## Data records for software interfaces
┏━━
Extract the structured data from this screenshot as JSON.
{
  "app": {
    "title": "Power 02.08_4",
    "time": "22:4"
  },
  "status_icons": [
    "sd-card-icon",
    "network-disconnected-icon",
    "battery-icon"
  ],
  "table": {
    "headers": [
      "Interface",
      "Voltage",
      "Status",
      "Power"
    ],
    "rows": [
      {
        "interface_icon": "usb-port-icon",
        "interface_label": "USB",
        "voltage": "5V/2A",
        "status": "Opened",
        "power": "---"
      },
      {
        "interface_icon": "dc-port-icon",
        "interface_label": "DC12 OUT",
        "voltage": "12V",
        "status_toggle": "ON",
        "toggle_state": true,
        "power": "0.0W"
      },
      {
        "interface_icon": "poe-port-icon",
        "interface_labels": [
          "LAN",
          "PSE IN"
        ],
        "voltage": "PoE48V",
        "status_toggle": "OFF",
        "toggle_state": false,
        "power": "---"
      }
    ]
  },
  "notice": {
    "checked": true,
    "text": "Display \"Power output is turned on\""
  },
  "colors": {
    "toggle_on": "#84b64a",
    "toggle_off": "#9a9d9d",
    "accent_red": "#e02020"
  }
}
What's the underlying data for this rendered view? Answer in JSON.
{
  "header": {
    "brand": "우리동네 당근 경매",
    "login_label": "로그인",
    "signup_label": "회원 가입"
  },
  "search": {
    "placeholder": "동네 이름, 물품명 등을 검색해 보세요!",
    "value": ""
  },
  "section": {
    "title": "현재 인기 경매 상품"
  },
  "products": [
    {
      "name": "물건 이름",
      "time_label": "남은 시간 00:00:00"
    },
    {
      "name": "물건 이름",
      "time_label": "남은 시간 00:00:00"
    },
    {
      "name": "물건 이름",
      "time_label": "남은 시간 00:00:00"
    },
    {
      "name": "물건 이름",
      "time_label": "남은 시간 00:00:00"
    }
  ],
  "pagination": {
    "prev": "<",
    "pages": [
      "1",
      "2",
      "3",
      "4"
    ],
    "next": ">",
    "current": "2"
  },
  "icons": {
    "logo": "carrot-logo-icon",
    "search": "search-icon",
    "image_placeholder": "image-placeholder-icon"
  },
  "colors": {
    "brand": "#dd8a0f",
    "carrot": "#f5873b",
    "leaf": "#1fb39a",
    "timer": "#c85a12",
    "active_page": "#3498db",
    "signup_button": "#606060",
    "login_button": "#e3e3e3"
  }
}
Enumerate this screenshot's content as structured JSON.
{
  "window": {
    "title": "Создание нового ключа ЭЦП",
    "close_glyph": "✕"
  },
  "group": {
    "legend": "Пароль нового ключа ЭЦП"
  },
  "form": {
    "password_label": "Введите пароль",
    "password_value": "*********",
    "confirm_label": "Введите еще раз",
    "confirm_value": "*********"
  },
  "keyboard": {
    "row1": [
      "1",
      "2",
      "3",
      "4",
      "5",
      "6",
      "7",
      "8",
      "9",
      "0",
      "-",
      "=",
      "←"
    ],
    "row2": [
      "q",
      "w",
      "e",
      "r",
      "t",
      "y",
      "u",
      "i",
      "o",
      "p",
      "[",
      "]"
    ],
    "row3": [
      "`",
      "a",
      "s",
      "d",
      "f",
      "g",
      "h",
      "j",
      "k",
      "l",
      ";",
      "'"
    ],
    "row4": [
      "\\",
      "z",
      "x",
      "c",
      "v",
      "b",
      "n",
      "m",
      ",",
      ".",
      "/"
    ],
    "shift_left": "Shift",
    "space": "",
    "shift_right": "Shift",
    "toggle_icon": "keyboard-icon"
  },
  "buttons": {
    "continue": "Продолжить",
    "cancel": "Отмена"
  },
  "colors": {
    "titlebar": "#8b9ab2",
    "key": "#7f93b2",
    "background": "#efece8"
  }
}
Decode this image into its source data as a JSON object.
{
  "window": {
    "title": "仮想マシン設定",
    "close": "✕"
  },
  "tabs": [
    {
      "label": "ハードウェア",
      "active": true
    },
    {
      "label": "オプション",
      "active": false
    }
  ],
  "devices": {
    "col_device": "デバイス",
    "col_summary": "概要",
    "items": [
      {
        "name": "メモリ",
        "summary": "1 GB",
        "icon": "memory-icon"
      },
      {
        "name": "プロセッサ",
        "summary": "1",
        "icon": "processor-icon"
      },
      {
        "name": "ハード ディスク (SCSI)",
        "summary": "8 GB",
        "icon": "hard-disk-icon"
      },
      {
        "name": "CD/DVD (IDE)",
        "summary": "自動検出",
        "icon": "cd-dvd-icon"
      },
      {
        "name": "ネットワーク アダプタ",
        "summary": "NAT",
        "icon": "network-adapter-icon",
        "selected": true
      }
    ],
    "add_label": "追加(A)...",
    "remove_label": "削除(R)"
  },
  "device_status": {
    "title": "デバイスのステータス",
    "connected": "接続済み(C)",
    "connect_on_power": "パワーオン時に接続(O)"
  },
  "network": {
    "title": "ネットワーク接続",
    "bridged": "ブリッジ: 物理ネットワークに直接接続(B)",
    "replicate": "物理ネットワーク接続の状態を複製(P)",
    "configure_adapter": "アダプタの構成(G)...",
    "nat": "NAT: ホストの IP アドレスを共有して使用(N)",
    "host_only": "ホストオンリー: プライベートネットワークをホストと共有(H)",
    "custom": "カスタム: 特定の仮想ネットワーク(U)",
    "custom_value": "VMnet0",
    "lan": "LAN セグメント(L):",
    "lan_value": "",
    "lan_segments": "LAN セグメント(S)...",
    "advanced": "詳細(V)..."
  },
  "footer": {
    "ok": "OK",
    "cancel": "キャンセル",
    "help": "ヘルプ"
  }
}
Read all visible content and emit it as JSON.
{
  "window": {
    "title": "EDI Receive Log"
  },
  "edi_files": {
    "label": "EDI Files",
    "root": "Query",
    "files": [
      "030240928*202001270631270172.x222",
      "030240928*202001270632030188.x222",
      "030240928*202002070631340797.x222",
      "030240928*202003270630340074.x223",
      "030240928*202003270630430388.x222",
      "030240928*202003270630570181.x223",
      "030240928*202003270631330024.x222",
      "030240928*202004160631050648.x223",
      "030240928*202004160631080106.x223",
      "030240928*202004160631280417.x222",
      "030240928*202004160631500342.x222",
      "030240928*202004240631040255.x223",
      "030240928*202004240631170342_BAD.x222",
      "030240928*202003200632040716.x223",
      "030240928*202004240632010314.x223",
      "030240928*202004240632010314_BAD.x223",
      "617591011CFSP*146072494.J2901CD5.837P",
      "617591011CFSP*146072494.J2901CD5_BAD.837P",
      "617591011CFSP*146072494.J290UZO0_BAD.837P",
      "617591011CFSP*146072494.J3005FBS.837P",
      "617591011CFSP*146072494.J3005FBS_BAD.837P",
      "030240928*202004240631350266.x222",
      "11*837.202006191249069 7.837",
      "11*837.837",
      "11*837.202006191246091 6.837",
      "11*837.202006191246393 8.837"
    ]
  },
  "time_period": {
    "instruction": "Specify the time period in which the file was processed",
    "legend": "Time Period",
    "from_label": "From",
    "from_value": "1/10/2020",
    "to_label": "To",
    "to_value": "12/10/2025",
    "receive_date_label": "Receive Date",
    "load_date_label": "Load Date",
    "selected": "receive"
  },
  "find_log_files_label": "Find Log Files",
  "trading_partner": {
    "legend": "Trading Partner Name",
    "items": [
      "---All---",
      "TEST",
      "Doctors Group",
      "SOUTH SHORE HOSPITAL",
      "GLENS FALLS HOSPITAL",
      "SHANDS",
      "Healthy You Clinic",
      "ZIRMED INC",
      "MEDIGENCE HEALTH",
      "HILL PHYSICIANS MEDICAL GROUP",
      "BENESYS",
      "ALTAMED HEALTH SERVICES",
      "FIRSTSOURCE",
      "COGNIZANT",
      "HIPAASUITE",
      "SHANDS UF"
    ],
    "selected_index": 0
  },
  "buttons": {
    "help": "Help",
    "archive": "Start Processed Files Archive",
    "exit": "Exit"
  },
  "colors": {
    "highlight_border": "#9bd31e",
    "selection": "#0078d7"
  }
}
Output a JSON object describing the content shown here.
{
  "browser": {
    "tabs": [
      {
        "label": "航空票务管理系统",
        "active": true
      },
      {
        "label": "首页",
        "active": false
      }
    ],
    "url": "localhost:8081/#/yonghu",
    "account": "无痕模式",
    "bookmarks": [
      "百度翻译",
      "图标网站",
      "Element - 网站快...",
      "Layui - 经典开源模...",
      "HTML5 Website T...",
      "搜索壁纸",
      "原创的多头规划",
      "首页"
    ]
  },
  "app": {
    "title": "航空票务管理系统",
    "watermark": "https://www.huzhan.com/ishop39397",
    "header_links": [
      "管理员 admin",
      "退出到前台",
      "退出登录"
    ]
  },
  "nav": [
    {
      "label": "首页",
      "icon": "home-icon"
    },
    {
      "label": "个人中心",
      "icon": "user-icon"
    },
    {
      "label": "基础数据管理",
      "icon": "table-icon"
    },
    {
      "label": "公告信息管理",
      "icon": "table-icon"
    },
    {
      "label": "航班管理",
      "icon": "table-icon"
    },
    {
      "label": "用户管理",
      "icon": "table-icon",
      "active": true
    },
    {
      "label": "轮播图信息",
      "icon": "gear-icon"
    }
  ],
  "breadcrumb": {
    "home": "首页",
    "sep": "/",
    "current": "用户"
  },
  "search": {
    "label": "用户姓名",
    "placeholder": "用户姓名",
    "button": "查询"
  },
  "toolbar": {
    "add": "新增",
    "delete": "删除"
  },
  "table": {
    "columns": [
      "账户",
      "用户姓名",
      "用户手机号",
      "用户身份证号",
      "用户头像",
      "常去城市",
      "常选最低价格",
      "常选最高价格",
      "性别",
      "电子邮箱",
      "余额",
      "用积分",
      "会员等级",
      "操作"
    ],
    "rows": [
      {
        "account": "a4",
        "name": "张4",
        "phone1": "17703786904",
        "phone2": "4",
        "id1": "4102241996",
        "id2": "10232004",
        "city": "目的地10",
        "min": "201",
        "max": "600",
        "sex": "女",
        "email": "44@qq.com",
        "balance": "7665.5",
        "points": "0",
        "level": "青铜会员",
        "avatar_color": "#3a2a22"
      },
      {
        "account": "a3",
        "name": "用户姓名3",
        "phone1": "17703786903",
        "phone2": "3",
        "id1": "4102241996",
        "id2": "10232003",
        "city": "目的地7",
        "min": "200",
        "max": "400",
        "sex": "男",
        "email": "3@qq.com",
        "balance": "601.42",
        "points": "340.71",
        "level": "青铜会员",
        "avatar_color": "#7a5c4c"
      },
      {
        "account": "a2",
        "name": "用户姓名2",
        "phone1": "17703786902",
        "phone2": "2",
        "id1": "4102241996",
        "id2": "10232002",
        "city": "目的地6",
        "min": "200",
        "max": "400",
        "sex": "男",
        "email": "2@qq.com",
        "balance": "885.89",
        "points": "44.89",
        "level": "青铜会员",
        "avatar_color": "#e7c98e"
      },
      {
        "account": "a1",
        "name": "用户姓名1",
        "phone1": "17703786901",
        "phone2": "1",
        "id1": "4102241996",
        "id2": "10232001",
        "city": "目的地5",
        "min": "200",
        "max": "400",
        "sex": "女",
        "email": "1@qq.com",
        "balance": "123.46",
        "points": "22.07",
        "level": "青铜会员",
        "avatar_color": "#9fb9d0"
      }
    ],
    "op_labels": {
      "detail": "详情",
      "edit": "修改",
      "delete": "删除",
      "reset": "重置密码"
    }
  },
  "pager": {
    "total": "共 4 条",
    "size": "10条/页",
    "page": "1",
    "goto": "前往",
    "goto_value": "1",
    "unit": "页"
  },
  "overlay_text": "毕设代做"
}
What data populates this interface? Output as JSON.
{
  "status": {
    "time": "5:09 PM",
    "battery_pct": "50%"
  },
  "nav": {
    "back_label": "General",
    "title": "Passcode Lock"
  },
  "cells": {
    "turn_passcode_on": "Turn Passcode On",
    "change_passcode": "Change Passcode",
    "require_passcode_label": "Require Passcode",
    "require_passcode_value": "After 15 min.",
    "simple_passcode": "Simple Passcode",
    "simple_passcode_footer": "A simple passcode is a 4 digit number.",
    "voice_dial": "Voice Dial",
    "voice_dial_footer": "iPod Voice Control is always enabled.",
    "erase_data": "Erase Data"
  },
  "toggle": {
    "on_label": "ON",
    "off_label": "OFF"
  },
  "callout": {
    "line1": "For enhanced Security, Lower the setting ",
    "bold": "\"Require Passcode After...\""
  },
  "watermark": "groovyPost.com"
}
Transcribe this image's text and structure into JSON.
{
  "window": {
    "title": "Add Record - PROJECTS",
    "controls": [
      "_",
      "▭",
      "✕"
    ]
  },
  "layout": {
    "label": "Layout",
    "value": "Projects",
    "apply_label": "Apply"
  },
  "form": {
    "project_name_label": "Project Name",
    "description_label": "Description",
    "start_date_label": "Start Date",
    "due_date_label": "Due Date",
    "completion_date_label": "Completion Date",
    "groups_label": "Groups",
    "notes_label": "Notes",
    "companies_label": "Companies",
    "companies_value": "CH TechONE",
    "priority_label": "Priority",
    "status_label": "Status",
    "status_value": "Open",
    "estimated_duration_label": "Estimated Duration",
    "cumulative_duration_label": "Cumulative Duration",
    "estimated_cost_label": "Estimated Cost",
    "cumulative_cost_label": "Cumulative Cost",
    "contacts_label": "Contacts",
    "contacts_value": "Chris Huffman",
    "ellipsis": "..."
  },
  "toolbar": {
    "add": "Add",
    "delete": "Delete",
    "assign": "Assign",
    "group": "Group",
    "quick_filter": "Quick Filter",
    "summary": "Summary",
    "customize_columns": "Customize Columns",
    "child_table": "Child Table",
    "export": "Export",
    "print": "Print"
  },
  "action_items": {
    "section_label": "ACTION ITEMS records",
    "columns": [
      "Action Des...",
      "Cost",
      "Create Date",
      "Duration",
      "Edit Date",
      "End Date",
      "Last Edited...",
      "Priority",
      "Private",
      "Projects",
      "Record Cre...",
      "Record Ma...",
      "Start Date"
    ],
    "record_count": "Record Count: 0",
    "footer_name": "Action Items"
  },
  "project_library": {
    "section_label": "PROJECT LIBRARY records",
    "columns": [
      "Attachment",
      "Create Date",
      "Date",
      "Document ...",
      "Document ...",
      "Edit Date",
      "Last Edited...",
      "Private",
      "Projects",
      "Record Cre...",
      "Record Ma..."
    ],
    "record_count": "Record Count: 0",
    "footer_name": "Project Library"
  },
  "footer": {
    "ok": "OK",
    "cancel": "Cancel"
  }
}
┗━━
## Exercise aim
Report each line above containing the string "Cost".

## Response
    "estimated_cost_label": "Estimated Cost",
    "cumulative_cost_label": "Cumulative Cost",
      "Cost",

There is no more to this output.